◆ **TASK ITEM**
Go line by line through the listing below and copy those that hold "title".

◆ **AVAILABLE RECORDS**
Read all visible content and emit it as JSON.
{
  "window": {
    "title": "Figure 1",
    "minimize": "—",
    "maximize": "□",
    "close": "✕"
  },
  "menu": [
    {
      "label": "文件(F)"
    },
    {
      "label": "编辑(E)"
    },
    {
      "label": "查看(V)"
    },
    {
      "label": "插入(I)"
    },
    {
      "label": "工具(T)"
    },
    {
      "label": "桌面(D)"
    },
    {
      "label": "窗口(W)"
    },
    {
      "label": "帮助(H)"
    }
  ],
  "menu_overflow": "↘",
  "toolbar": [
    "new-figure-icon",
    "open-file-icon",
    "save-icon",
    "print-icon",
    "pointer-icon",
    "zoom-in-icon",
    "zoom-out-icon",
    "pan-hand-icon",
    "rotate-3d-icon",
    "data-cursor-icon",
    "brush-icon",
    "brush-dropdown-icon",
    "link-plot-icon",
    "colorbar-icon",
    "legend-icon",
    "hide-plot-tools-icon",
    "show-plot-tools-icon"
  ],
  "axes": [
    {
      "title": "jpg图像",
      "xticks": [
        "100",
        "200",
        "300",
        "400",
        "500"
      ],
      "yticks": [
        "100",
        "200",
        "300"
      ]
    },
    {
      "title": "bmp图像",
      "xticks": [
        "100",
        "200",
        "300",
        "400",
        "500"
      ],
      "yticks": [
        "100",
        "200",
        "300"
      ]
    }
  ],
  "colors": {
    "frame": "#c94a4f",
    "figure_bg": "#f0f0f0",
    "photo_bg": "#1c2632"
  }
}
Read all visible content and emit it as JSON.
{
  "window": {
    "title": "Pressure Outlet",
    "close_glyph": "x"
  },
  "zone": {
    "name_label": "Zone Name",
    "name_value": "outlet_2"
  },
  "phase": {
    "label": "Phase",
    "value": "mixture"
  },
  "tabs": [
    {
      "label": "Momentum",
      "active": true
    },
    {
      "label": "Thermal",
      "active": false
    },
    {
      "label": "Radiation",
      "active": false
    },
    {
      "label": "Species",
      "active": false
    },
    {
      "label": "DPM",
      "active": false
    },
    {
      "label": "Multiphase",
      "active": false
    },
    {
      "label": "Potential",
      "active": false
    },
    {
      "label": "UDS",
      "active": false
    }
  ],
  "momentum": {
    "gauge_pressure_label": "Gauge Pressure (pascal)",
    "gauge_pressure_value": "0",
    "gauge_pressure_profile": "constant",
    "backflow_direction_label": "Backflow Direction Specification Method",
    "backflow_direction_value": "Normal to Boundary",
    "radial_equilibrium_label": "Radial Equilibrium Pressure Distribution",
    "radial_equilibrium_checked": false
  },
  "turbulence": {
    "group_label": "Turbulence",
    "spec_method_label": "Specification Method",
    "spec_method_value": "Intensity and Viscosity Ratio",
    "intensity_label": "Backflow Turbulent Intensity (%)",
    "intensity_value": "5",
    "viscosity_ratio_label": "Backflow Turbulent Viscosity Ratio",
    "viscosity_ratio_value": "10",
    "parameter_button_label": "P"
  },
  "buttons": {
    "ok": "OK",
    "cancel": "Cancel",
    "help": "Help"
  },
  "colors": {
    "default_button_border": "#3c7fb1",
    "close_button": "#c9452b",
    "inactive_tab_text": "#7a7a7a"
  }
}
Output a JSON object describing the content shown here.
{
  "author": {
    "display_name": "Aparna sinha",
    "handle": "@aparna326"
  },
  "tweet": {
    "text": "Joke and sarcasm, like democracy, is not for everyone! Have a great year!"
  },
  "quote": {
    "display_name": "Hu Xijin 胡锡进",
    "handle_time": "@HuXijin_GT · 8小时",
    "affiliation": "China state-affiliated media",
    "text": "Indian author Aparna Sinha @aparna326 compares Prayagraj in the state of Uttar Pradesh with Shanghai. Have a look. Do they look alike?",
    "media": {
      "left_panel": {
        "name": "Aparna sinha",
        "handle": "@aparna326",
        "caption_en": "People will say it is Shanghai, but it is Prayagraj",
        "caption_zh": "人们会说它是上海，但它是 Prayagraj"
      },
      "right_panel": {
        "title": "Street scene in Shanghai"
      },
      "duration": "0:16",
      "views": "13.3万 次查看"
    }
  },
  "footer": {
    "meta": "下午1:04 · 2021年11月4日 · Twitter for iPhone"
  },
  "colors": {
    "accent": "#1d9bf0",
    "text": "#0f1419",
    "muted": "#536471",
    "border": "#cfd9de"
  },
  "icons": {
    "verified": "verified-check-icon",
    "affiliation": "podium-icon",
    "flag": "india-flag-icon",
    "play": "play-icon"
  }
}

◆ **ANSWER SECTION**
    "title": "Figure 1",
      "title": "jpg图像",
      "title": "bmp图像",
    "title": "Pressure Outlet",
        "title": "Street scene in Shanghai"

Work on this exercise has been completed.